▶ [Exercise details]:
The expected output is each entry, given again exactly.

[Extracted records]
☆ ☆ ☆ ☆

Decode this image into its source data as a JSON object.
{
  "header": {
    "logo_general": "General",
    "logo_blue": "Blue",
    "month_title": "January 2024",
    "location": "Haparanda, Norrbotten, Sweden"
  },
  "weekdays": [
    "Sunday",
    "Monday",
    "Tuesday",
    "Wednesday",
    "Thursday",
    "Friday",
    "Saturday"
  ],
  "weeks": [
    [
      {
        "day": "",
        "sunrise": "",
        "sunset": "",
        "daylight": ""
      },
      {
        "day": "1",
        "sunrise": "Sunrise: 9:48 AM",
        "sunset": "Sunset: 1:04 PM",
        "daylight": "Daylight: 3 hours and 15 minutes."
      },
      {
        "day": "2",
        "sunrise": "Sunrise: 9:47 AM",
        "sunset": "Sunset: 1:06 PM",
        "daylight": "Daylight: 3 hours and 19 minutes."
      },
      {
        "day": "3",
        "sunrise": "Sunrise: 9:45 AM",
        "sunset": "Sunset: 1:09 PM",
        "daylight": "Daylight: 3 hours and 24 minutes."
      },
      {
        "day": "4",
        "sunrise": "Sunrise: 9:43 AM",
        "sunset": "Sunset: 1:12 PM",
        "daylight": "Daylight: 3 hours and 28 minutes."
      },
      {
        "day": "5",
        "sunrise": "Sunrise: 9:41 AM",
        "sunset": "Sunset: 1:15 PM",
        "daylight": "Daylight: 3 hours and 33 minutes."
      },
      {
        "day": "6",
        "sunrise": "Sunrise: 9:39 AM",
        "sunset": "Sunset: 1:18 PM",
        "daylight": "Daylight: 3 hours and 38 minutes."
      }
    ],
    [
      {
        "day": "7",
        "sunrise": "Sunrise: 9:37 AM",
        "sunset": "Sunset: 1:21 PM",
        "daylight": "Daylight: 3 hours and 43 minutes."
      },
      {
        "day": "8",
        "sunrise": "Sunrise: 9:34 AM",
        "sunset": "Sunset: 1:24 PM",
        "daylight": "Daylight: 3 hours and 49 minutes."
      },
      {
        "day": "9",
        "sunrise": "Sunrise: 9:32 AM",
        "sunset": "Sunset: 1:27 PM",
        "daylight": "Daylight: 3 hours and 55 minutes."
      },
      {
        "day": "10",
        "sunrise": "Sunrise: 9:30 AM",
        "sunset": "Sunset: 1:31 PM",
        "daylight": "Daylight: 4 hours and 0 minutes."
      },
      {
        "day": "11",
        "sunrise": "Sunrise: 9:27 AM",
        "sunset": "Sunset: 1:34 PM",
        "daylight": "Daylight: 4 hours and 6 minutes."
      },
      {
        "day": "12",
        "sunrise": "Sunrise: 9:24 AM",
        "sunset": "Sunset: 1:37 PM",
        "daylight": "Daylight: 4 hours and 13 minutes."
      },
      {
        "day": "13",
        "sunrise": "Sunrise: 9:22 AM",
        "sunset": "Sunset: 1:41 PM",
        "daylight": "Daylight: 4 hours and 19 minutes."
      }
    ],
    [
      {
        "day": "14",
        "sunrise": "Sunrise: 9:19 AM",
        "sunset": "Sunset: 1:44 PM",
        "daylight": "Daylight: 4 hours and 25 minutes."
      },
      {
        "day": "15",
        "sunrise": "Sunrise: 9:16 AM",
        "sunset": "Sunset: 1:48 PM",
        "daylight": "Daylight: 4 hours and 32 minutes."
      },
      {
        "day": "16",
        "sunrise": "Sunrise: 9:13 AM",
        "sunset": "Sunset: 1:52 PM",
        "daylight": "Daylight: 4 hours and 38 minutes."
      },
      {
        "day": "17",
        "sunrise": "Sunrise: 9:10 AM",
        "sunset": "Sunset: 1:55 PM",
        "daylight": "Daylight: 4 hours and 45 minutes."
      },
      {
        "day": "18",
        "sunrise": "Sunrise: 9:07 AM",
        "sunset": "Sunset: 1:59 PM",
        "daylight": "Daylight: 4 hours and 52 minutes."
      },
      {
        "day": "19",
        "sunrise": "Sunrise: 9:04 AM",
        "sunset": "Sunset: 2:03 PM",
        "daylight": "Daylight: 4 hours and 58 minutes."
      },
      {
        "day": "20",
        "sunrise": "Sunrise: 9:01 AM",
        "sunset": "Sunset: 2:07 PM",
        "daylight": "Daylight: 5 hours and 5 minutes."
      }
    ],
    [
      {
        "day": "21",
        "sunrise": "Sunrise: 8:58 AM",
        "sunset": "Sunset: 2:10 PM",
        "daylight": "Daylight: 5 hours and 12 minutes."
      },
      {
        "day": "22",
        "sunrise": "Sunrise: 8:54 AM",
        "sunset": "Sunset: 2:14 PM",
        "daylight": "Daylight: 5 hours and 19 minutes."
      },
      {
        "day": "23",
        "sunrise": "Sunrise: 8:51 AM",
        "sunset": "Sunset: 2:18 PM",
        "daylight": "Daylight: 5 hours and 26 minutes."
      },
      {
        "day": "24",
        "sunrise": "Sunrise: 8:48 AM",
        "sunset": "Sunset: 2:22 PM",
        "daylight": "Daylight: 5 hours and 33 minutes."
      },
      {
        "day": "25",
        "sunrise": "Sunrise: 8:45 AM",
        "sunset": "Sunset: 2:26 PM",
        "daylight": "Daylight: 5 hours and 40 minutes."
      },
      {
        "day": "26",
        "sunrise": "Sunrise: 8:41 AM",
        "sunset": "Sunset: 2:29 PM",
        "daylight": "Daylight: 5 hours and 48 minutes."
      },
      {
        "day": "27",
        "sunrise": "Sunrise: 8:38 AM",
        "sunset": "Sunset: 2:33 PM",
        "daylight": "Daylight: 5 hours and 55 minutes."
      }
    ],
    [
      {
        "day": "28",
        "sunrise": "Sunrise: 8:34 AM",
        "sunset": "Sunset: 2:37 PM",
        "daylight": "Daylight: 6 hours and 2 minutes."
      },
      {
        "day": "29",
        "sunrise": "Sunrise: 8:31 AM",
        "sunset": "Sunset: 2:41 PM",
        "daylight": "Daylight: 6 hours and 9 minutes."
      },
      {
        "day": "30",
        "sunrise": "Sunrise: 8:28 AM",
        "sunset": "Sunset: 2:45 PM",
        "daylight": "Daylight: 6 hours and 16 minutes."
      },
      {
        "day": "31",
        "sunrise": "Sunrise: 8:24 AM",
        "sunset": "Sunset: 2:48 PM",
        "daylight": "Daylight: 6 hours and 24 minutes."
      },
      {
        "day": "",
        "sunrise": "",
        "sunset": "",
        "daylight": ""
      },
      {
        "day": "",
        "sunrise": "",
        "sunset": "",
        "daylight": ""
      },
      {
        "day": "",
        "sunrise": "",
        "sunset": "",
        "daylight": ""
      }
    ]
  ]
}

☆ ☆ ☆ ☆

▶ [Answer to this problem]:
Decode this image into its source data as a JSON object.
{
  "header": {
    "logo_general": "General",
    "logo_blue": "Blue",
    "month_title": "January 2024",
    "location": "Haparanda, Norrbotten, Sweden"
  },
  "weekdays": [
    "Sunday",
    "Monday",
    "Tuesday",
    "Wednesday",
    "Thursday",
    "Friday",
    "Saturday"
  ],
  "weeks": [
    [
      {
        "day": "",
        "sunrise": "",
        "sunset": "",
        "daylight": ""
      },
      {
        "day": "1",
        "sunrise": "Sunrise: 9:48 AM",
        "sunset": "Sunset: 1:04 PM",
        "daylight": "Daylight: 3 hours and 15 minutes."
      },
      {
        "day": "2",
        "sunrise": "Sunrise: 9:47 AM",
        "sunset": "Sunset: 1:06 PM",
        "daylight": "Daylight: 3 hours and 19 minutes."
      },
      {
        "day": "3",
        "sunrise": "Sunrise: 9:45 AM",
        "sunset": "Sunset: 1:09 PM",
        "daylight": "Daylight: 3 hours and 24 minutes."
      },
      {
        "day": "4",
        "sunrise": "Sunrise: 9:43 AM",
        "sunset": "Sunset: 1:12 PM",
        "daylight": "Daylight: 3 hours and 28 minutes."
      },
      {
        "day": "5",
        "sunrise": "Sunrise: 9:41 AM",
        "sunset": "Sunset: 1:15 PM",
        "daylight": "Daylight: 3 hours and 33 minutes."
      },
      {
        "day": "6",
        "sunrise": "Sunrise: 9:39 AM",
        "sunset": "Sunset: 1:18 PM",
        "daylight": "Daylight: 3 hours and 38 minutes."
      }
    ],
    [
      {
        "day": "7",
        "sunrise": "Sunrise: 9:37 AM",
        "sunset": "Sunset: 1:21 PM",
        "daylight": "Daylight: 3 hours and 43 minutes."
      },
      {
        "day": "8",
        "sunrise": "Sunrise: 9:34 AM",
        "sunset": "Sunset: 1:24 PM",
        "daylight": "Daylight: 3 hours and 49 minutes."
      },
      {
        "day": "9",
        "sunrise": "Sunrise: 9:32 AM",
        "sunset": "Sunset: 1:27 PM",
        "daylight": "Daylight: 3 hours and 55 minutes."
      },
      {
        "day": "10",
        "sunrise": "Sunrise: 9:30 AM",
        "sunset": "Sunset: 1:31 PM",
        "daylight": "Daylight: 4 hours and 0 minutes."
      },
      {
        "day": "11",
        "sunrise": "Sunrise: 9:27 AM",
        "sunset": "Sunset: 1:34 PM",
        "daylight": "Daylight: 4 hours and 6 minutes."
      },
      {
        "day": "12",
        "sunrise": "Sunrise: 9:24 AM",
        "sunset": "Sunset: 1:37 PM",
        "daylight": "Daylight: 4 hours and 13 minutes."
      },
      {
        "day": "13",
        "sunrise": "Sunrise: 9:22 AM",
        "sunset": "Sunset: 1:41 PM",
        "daylight": "Daylight: 4 hours and 19 minutes."
      }
    ],
    [
      {
        "day": "14",
        "sunrise": "Sunrise: 9:19 AM",
        "sunset": "Sunset: 1:44 PM",
        "daylight": "Daylight: 4 hours and 25 minutes."
      },
      {
        "day": "15",
        "sunrise": "Sunrise: 9:16 AM",
        "sunset": "Sunset: 1:48 PM",
        "daylight": "Daylight: 4 hours and 32 minutes."
      },
      {
        "day": "16",
        "sunrise": "Sunrise: 9:13 AM",
        "sunset": "Sunset: 1:52 PM",
        "daylight": "Daylight: 4 hours and 38 minutes."
      },
      {
        "day": "17",
        "sunrise": "Sunrise: 9:10 AM",
        "sunset": "Sunset: 1:55 PM",
        "daylight": "Daylight: 4 hours and 45 minutes."
      },
      {
        "day": "18",
        "sunrise": "Sunrise: 9:07 AM",
        "sunset": "Sunset: 1:59 PM",
        "daylight": "Daylight: 4 hours and 52 minutes."
      },
      {
        "day": "19",
        "sunrise": "Sunrise: 9:04 AM",
        "sunset": "Sunset: 2:03 PM",
        "daylight": "Daylight: 4 hours and 58 minutes."
      },
      {
        "day": "20",
        "sunrise": "Sunrise: 9:01 AM",
        "sunset": "Sunset: 2:07 PM",
        "daylight": "Daylight: 5 hours and 5 minutes."
      }
    ],
    [
      {
        "day": "21",
        "sunrise": "Sunrise: 8:58 AM",
        "sunset": "Sunset: 2:10 PM",
        "daylight": "Daylight: 5 hours and 12 minutes."
      },
      {
        "day": "22",
        "sunrise": "Sunrise: 8:54 AM",
        "sunset": "Sunset: 2:14 PM",
        "daylight": "Daylight: 5 hours and 19 minutes."
      },
      {
        "day": "23",
        "sunrise": "Sunrise: 8:51 AM",
        "sunset": "Sunset: 2:18 PM",
        "daylight": "Daylight: 5 hours and 26 minutes."
      },
      {
        "day": "24",
        "sunrise": "Sunrise: 8:48 AM",
        "sunset": "Sunset: 2:22 PM",
        "daylight": "Daylight: 5 hours and 33 minutes."
      },
      {
        "day": "25",
        "sunrise": "Sunrise: 8:45 AM",
        "sunset": "Sunset: 2:26 PM",
        "daylight": "Daylight: 5 hours and 40 minutes."
      },
      {
        "day": "26",
        "sunrise": "Sunrise: 8:41 AM",
        "sunset": "Sunset: 2:29 PM",
        "daylight": "Daylight: 5 hours and 48 minutes."
      },
      {
        "day": "27",
        "sunrise": "Sunrise: 8:38 AM",
        "sunset": "Sunset: 2:33 PM",
        "daylight": "Daylight: 5 hours and 55 minutes."
      }
    ],
    [
      {
        "day": "28",
        "sunrise": "Sunrise: 8:34 AM",
        "sunset": "Sunset: 2:37 PM",
        "daylight": "Daylight: 6 hours and 2 minutes."
      },
      {
        "day": "29",
        "sunrise": "Sunrise: 8:31 AM",
        "sunset": "Sunset: 2:41 PM",
        "daylight": "Daylight: 6 hours and 9 minutes."
      },
      {
        "day": "30",
        "sunrise": "Sunrise: 8:28 AM",
        "sunset": "Sunset: 2:45 PM",
        "daylight": "Daylight: 6 hours and 16 minutes."
      },
      {
        "day": "31",
        "sunrise": "Sunrise: 8:24 AM",
        "sunset": "Sunset: 2:48 PM",
        "daylight": "Daylight: 6 hours and 24 minutes."
      },
      {
        "day": "",
        "sunrise": "",
        "sunset": "",
        "daylight": ""
      },
      {
        "day": "",
        "sunrise": "",
        "sunset": "",
        "daylight": ""
      },
      {
        "day": "",
        "sunrise": "",
        "sunset": "",
        "daylight": ""
      }
    ]
  ]
}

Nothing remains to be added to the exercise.